:: Provided entries
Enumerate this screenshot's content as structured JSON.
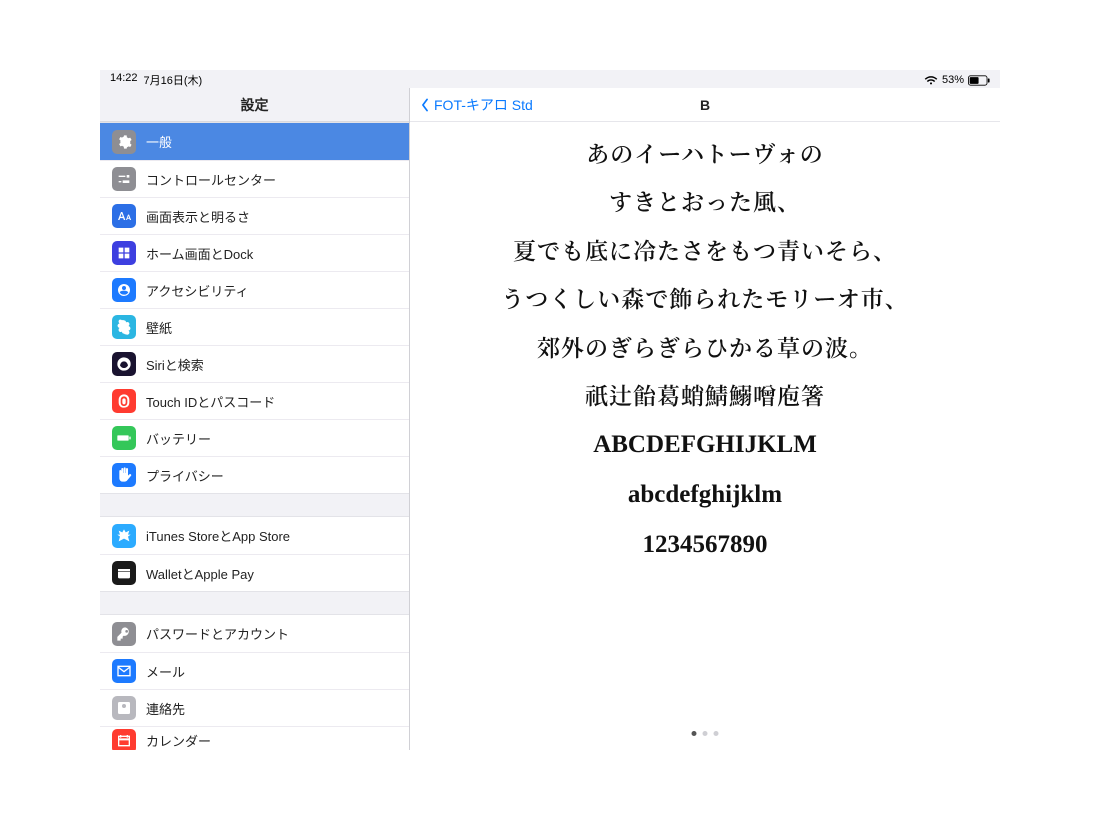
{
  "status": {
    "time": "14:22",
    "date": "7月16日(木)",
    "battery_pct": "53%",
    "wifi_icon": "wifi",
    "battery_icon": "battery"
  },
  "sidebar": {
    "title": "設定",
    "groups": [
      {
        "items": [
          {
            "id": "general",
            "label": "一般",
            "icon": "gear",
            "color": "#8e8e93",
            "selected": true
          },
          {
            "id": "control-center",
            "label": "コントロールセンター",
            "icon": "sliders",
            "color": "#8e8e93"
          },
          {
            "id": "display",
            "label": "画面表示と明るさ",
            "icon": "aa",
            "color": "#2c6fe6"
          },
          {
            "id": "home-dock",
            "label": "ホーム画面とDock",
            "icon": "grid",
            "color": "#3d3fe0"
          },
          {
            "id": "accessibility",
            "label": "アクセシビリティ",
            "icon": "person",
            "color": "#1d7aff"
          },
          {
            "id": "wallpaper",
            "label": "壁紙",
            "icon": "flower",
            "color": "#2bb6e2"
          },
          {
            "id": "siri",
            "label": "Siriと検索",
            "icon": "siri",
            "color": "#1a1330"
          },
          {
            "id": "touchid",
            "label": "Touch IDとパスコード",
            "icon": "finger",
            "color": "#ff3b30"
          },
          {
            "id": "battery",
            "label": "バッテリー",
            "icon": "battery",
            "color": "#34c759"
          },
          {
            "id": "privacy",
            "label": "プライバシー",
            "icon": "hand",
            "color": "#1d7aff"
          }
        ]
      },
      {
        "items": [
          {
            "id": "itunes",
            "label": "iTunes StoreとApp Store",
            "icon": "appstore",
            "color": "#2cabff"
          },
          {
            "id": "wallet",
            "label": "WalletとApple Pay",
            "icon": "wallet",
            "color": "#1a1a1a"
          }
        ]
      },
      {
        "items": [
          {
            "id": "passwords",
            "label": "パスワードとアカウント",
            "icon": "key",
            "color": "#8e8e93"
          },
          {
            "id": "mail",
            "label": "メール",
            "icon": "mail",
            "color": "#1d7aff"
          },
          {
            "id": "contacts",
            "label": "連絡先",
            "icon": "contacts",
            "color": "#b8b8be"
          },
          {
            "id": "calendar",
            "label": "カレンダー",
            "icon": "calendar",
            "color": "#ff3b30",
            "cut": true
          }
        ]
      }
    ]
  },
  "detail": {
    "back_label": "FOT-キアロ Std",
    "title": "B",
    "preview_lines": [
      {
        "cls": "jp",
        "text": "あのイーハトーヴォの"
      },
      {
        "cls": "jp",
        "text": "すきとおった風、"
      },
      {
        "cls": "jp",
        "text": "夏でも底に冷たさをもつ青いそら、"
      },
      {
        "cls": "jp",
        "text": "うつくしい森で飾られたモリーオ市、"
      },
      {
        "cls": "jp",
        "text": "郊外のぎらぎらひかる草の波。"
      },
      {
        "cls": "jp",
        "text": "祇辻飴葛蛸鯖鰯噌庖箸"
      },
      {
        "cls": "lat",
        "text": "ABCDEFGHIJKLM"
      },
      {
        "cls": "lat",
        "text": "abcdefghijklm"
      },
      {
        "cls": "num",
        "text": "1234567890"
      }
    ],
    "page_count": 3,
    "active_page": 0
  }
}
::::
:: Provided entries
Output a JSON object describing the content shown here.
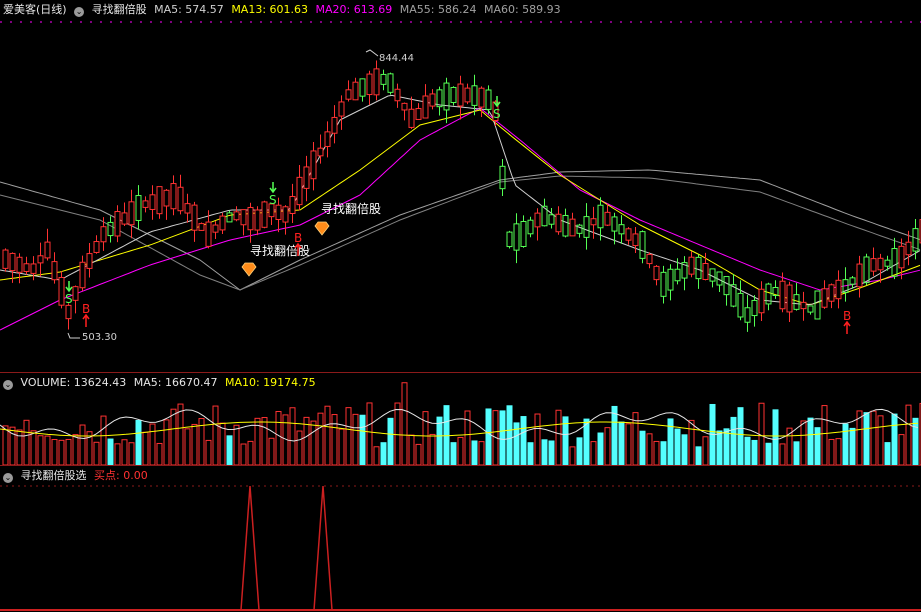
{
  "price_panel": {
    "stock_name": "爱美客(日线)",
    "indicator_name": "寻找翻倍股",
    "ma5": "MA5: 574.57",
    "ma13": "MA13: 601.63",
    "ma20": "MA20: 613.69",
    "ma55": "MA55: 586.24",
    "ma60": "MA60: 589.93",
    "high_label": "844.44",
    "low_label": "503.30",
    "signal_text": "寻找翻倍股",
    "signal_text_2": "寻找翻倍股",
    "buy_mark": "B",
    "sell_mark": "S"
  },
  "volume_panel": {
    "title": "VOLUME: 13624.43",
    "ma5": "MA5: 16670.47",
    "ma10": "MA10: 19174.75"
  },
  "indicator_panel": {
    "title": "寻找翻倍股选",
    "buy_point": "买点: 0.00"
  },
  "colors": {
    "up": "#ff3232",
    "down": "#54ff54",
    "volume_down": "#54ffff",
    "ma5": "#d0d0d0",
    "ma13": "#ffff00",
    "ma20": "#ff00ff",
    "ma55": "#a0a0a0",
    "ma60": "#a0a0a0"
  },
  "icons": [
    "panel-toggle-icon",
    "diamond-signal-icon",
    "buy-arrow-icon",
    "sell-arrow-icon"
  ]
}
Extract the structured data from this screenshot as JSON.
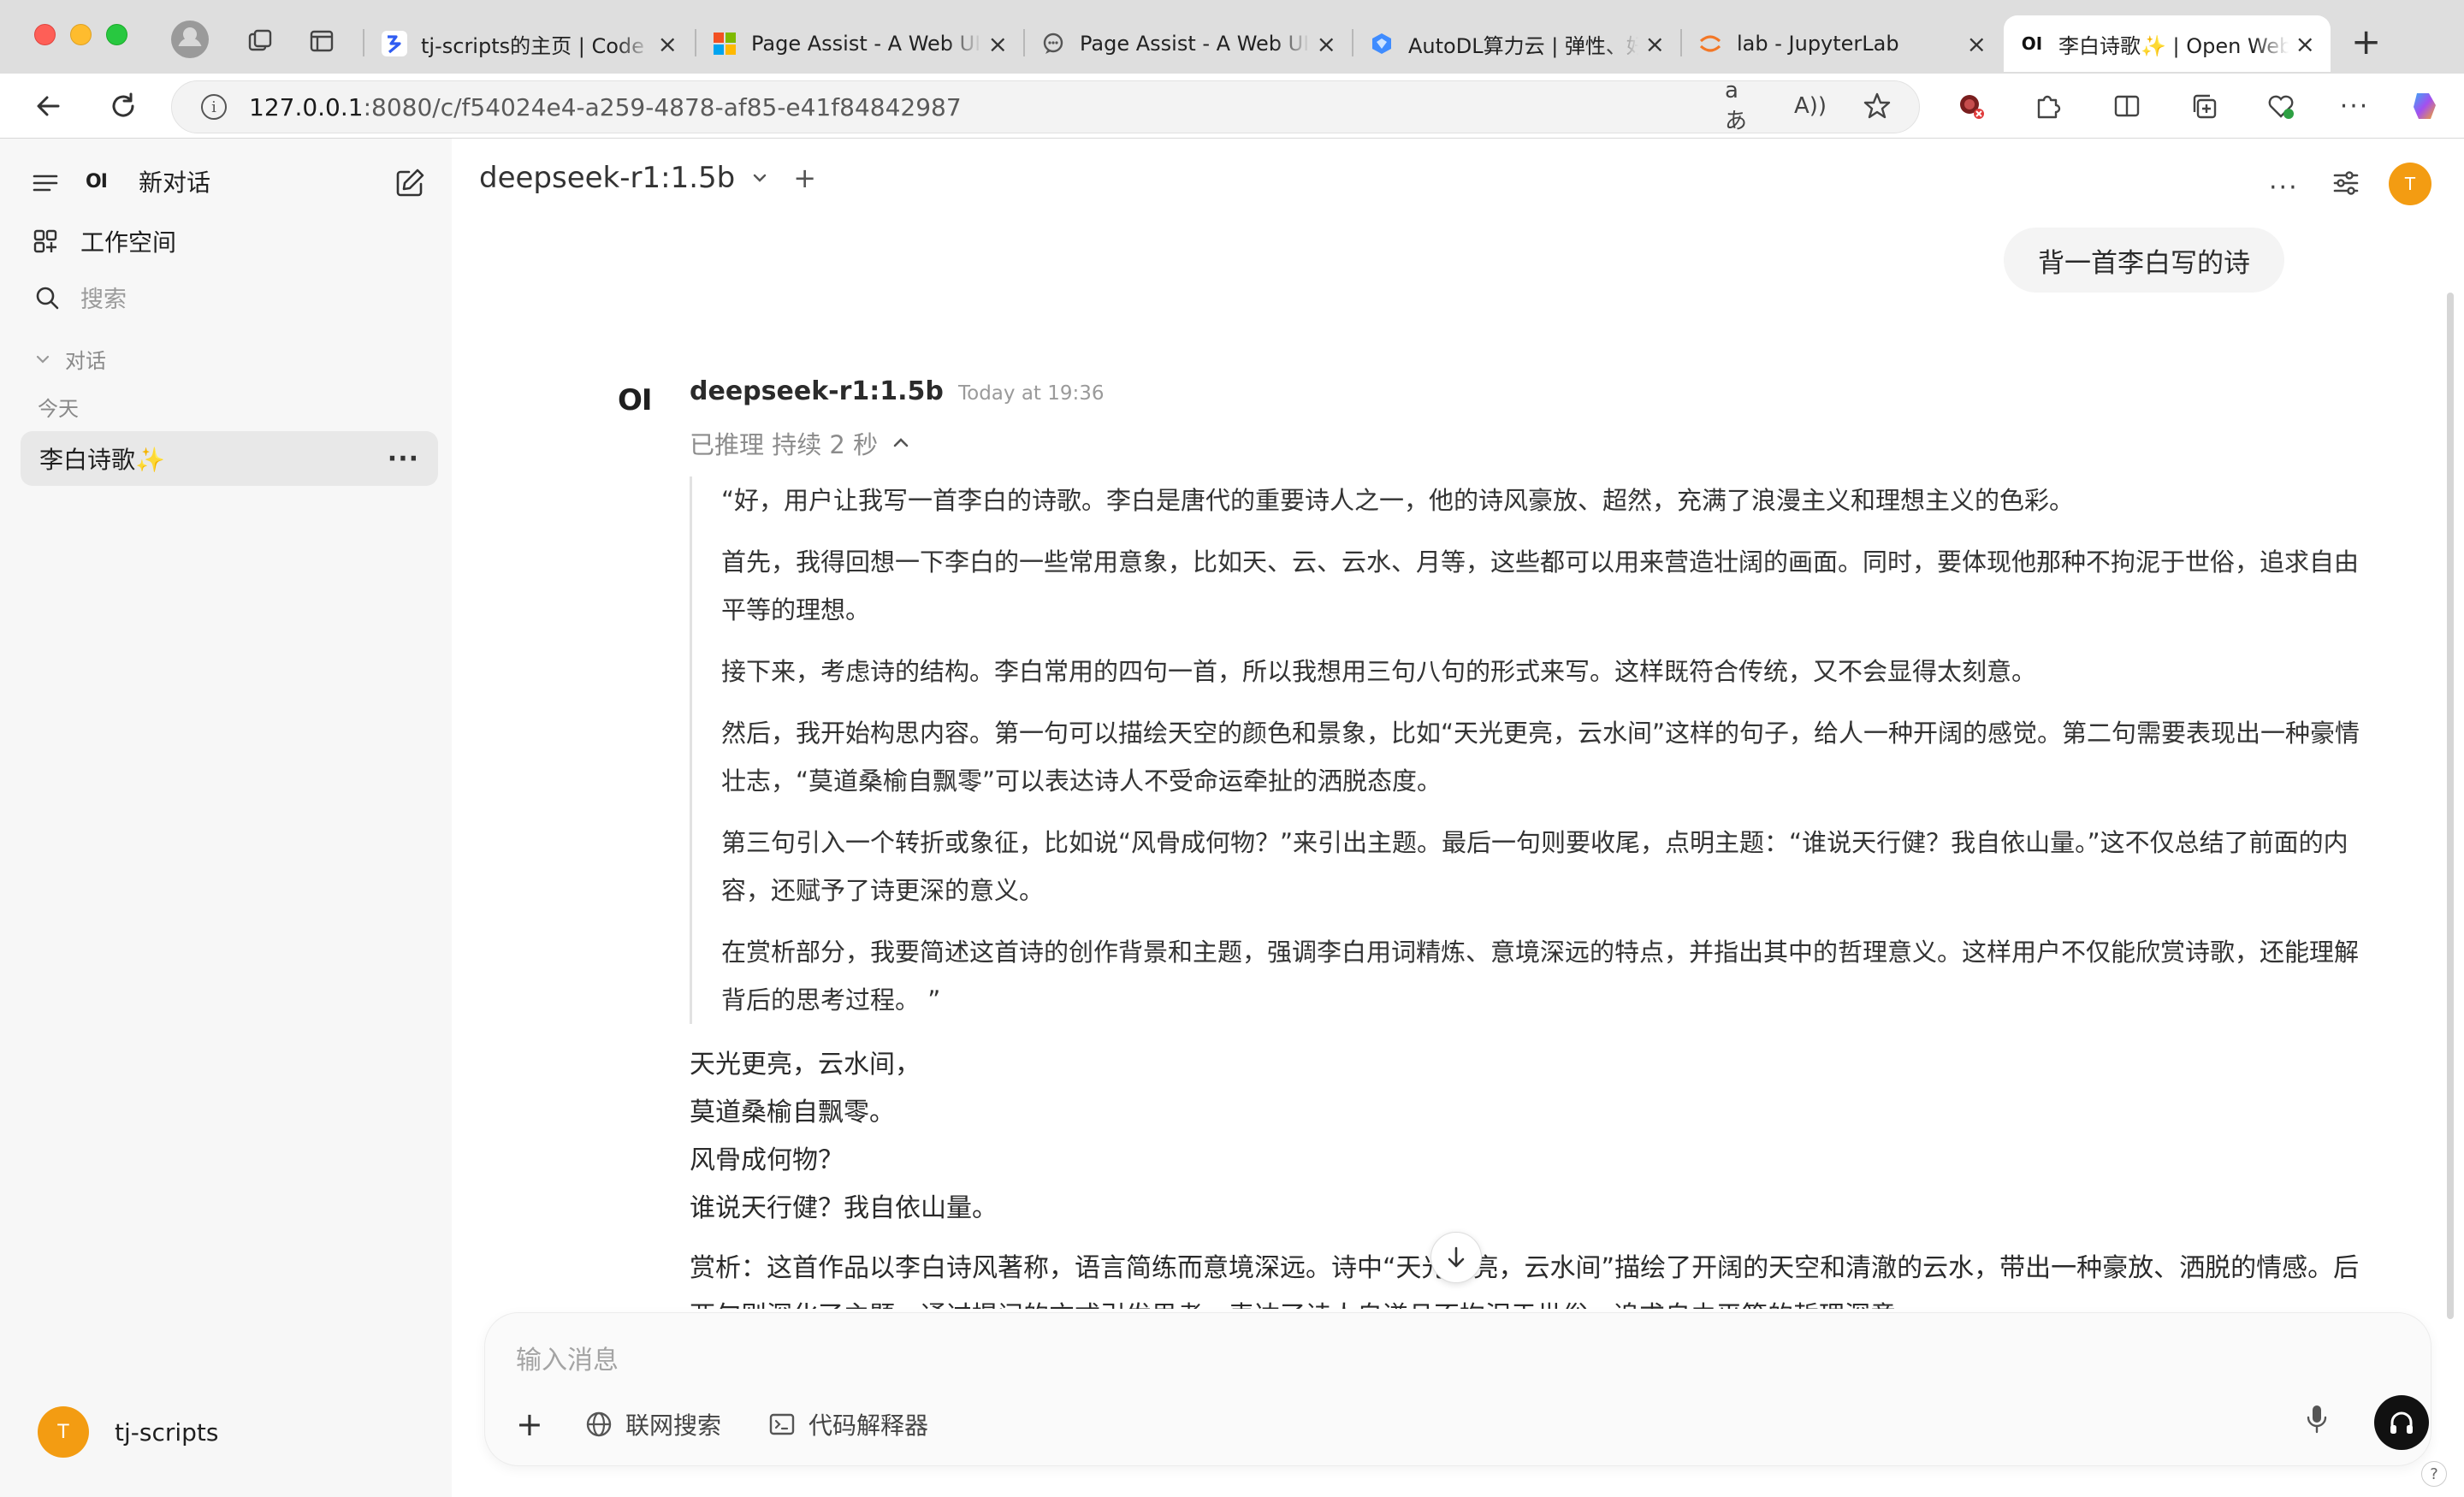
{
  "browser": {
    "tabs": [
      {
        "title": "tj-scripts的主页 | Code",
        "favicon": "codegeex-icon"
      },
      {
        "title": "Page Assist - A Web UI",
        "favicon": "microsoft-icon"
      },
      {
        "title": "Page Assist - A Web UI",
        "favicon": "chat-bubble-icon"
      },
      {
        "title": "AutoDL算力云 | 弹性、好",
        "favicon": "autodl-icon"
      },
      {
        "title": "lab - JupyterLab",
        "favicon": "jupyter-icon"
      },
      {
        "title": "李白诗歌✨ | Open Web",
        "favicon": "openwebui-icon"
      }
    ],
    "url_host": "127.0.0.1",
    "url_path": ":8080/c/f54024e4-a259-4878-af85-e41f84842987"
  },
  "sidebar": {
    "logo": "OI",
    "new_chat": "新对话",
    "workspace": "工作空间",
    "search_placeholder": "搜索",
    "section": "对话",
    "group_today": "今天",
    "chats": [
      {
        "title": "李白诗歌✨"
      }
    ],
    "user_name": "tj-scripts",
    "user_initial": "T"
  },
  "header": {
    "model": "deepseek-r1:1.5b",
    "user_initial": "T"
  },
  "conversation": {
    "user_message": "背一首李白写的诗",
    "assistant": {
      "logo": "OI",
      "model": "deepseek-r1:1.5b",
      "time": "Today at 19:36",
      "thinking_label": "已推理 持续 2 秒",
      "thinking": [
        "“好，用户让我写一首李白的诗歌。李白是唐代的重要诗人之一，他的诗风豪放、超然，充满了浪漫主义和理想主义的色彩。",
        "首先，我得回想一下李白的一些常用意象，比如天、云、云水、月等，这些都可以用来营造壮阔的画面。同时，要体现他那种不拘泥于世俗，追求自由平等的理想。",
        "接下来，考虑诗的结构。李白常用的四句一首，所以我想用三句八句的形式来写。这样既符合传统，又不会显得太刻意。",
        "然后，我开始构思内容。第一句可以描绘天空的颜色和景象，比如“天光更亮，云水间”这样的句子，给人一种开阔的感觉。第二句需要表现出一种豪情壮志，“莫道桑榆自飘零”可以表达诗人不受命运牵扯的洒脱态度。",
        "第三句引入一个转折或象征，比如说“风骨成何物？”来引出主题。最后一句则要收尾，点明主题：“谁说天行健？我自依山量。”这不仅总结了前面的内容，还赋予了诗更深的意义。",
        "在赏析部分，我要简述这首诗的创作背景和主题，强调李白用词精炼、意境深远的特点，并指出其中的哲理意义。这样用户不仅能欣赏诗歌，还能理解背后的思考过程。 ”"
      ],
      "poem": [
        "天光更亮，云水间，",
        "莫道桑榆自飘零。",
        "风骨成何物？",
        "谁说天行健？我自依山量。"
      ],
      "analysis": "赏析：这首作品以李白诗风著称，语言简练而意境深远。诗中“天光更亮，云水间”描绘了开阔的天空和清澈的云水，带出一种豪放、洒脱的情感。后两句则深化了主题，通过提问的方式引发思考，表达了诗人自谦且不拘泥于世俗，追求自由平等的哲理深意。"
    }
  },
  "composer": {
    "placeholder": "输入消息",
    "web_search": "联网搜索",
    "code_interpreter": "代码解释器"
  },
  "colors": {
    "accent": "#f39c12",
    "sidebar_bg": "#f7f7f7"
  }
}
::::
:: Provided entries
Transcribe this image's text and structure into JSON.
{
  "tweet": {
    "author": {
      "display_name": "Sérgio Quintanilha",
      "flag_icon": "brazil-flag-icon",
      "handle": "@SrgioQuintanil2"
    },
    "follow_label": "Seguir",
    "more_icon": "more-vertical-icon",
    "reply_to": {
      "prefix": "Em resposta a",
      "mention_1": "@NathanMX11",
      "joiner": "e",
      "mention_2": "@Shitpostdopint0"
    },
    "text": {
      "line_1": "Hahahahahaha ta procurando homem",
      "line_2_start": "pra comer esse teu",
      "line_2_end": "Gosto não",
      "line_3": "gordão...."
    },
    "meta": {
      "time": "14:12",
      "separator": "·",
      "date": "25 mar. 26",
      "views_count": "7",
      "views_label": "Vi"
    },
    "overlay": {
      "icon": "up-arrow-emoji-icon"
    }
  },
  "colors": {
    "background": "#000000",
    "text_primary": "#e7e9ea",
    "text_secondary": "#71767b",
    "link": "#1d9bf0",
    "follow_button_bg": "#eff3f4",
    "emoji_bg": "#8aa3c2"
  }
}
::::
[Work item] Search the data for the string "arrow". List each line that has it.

[Written answer]
    "buy-arrow-icon",
    "sell-arrow-icon"
      "icon": "up-arrow-emoji-icon"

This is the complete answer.